Young athletes can face problems in the classroom after suffering a concussion, according to new research which suggests the need for accommodations and “return-to-learn” guidelines.
In a study published in the American Journal of Public Health, researchers from the University of Rochester Medical Center (URMC) compared academic problems among 70 students following a diagnosed concussion versus academic problems among 108 students who suffered other sports-related injuries to arms or legs, such as an ankle sprain.
On a 174-point scale, academic problems among the concussed students were nearly 16 points higher at one week than the students who suffered other types of sports injuries, the researchers said.
One month after injury, there were no differences except among athletes with a history of two or more prior concussions and females. (Previous research by the University of Rochester showed that a woman´s menstrual cycle plays an important role in brain recovery and that females generally recover more slowly from brain injuries.)
Erin Wasserman, Ph.D., conducted the research as a doctoral candidate in epidemiology in the Department of Public Health Sciences at the University of Rochester.

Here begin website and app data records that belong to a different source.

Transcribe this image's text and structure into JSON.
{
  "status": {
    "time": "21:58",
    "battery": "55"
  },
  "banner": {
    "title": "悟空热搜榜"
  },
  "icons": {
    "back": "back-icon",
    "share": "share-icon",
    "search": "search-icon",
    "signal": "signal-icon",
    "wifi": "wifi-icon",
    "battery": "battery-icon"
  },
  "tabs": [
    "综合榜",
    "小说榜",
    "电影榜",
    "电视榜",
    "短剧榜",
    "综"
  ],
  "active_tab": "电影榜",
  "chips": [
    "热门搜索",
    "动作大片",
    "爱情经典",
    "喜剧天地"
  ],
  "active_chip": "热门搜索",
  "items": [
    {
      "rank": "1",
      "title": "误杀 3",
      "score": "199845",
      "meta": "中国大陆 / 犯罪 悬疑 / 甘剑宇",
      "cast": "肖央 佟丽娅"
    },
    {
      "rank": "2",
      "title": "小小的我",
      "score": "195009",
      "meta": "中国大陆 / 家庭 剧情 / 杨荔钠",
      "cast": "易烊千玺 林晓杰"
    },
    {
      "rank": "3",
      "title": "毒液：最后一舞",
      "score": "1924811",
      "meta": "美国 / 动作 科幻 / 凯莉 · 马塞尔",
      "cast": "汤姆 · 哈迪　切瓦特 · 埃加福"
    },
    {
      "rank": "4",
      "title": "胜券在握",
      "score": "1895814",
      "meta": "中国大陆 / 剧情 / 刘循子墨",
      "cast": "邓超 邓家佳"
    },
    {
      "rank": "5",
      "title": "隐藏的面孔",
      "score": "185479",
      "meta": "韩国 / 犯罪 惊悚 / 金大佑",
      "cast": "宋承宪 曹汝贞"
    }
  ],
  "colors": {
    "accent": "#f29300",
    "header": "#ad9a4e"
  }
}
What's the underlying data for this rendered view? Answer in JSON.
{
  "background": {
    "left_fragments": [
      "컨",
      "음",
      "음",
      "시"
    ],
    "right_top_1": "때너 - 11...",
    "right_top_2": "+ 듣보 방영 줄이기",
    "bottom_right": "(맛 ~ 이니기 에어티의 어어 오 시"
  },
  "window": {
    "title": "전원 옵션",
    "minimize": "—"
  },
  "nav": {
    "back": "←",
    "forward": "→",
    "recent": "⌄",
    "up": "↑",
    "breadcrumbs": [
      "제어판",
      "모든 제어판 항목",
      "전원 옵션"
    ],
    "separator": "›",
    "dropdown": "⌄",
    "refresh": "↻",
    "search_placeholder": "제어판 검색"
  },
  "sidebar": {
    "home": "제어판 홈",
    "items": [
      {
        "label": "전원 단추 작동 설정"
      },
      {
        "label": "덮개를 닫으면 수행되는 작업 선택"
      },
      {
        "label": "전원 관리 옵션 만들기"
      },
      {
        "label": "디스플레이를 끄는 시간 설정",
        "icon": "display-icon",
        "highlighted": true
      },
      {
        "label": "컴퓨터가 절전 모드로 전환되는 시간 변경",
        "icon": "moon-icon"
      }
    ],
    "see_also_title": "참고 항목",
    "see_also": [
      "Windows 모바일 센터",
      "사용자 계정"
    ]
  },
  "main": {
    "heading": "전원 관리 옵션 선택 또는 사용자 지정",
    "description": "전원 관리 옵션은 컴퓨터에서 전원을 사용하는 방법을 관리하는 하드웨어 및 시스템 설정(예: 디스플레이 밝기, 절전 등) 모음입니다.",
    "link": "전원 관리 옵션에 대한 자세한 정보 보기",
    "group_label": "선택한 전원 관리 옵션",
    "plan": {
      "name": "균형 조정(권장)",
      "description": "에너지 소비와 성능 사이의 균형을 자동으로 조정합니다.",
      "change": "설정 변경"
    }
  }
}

“Most students who play sports are not going to become professional athletes but they will need to continue with school and prepare for a career,” Wasserman said. “So, just as they need guidance for when they can play again, they need guidance and protection for when it´s appropriate to return to class and what to expect.”

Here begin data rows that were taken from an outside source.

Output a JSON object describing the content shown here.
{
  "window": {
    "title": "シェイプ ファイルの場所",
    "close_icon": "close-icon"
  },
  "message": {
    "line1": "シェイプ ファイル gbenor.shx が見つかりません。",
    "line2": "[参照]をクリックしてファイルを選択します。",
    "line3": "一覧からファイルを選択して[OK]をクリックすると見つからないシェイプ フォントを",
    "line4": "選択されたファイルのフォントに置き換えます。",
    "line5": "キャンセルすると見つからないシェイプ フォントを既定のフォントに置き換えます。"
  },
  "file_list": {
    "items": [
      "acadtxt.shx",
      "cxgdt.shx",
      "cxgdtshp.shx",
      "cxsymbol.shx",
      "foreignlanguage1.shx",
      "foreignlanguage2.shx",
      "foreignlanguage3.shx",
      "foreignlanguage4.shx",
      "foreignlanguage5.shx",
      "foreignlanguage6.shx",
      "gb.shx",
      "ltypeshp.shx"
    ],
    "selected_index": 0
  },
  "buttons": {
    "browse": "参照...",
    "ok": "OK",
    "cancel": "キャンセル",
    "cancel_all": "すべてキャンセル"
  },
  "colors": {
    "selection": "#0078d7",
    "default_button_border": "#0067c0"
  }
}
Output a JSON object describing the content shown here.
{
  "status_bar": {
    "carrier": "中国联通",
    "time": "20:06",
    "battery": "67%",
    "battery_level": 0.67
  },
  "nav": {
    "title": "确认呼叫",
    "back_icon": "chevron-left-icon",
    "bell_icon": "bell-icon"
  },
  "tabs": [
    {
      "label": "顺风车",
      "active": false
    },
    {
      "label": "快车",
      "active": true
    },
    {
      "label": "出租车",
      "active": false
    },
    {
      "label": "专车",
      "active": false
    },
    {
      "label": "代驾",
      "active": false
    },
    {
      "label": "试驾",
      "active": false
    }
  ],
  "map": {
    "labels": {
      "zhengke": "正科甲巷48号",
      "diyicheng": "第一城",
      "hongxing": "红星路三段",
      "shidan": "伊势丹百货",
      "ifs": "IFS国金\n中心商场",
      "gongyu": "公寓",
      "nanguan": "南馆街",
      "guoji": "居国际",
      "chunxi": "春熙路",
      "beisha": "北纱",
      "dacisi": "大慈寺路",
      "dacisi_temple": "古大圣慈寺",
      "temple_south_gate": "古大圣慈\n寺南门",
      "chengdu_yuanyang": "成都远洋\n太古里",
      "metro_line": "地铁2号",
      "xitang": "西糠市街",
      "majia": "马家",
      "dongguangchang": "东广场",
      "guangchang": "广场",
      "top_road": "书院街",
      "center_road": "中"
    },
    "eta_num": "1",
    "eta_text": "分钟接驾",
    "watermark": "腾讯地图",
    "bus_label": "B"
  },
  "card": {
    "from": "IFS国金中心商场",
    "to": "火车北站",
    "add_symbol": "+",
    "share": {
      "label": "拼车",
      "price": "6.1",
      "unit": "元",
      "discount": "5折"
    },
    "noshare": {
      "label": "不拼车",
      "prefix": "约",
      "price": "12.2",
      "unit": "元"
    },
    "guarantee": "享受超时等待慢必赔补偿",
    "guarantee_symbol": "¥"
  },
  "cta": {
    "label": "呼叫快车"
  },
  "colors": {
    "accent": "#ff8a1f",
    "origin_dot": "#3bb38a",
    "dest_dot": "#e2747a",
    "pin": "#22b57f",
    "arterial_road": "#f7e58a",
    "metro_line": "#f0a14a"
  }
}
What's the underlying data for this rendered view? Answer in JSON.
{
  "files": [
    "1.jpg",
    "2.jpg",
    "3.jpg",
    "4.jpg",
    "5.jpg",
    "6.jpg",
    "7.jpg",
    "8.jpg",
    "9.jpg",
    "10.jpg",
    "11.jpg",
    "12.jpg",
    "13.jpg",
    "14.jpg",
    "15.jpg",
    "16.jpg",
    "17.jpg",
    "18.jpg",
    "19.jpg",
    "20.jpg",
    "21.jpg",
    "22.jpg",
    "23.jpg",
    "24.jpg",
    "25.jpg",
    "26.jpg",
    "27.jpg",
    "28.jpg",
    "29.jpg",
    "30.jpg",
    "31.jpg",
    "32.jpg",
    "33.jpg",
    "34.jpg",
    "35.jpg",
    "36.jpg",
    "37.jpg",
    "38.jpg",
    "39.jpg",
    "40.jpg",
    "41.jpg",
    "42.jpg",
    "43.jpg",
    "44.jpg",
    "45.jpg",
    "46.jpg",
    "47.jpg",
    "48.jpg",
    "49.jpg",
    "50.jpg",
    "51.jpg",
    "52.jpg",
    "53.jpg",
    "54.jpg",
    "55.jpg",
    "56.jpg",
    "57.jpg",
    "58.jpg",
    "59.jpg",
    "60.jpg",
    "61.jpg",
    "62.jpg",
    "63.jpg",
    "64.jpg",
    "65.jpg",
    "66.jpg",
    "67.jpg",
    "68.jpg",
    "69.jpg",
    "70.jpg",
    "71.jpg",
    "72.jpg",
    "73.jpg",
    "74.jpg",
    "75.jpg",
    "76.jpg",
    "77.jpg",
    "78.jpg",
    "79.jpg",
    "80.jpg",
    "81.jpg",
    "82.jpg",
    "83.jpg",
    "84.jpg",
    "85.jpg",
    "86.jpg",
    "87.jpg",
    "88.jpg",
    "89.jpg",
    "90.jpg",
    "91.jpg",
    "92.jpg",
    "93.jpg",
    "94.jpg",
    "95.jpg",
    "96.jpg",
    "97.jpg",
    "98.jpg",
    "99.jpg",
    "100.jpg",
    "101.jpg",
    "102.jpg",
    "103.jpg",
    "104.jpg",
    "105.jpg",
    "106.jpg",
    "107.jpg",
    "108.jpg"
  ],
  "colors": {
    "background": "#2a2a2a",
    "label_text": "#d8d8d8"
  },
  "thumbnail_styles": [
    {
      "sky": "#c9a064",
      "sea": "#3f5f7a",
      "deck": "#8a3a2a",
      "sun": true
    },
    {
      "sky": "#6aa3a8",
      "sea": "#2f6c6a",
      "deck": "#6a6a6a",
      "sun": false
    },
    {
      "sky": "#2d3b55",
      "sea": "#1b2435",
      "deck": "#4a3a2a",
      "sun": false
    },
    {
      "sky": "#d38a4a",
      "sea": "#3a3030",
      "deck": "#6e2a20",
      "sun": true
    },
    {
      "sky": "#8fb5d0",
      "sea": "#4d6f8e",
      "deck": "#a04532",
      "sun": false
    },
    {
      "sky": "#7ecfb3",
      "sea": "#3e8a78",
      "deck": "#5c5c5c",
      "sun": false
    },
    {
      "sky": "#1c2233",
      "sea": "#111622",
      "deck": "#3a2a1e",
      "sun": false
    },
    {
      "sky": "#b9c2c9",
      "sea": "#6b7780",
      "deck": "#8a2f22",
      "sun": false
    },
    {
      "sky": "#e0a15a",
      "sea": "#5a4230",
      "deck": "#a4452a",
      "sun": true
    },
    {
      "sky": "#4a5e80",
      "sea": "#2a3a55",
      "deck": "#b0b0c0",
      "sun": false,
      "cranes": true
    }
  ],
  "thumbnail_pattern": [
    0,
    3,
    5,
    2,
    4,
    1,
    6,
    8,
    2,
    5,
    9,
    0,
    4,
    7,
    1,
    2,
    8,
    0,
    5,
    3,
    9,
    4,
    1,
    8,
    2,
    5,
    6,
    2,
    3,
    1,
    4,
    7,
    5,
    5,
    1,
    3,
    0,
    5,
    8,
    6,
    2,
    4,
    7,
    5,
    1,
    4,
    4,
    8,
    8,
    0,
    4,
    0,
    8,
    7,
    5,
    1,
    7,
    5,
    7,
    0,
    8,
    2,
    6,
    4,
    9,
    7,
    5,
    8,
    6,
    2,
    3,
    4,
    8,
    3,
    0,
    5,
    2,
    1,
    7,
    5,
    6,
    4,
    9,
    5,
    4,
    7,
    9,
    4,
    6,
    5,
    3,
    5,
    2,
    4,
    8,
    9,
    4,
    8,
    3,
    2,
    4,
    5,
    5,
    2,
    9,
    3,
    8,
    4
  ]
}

According to URMC concussion expert Dr. Jeffrey Bazarian, a co-author of the study, accommodating students with a brain injury is no different from accommodating students with a broken leg.
“You wouldn´t ask students to run a mile or do the 100-yard dash the day they get their cast off,” he said. “Going to school is taxing on the brain and we have to show flexibility when it comes to our students.”

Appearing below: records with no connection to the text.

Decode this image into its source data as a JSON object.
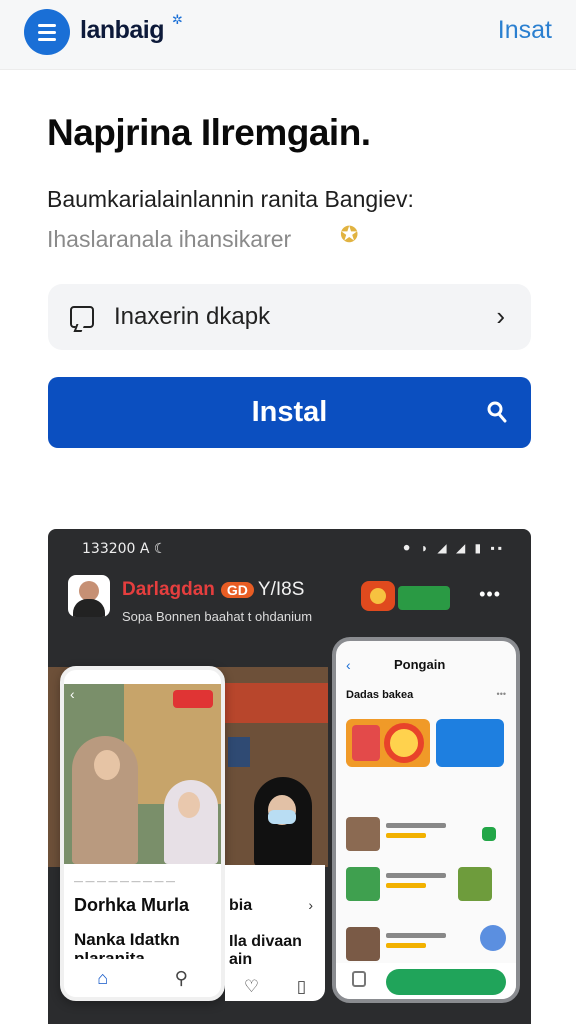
{
  "header": {
    "brand": "lanbaig",
    "action_label": "Insat"
  },
  "main": {
    "title": "Napjrina Ilremgain.",
    "subtitle": "Baumkarialainlannin ranita Bangiev:",
    "subtitle_secondary": "Ihaslaranala ihansikarer",
    "row_label": "Inaxerin dkapk",
    "install_label": "Instal"
  },
  "showcase": {
    "status_time": "133200 A ☾",
    "status_icons": "⚫ ◗ ◢ ◢ ▮ ▪▪",
    "feed_title": "Darlagdan",
    "feed_pill": "GD",
    "feed_title_tail": "Y/I8S",
    "feed_sub": "Sopa Bonnen baahat t ohdanium",
    "phone1": {
      "sub": "— — — — — — — — —",
      "name": "Dorhka Murla",
      "desc": "Nanka Idatkn plaranita"
    },
    "side_card": {
      "name": "bia",
      "desc": "Ila divaan ain"
    },
    "phone2": {
      "title": "Pongain",
      "section": "Dadas bakea"
    }
  },
  "colors": {
    "accent": "#1a6fd6",
    "install": "#0b4fc0",
    "header_bg": "#f6f7f8"
  }
}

Bazarian suggested that as symptoms such as headache, dizziness, blurry vision, and difficulties with concentration and memory disappear, students should gradually increase their school time.
The findings echo those of a study we reported on last week from Canada´s York University, which found that children and young people take longer to fully recover from concussion than previously thought, and can end up returning to sport before they are fully recovered.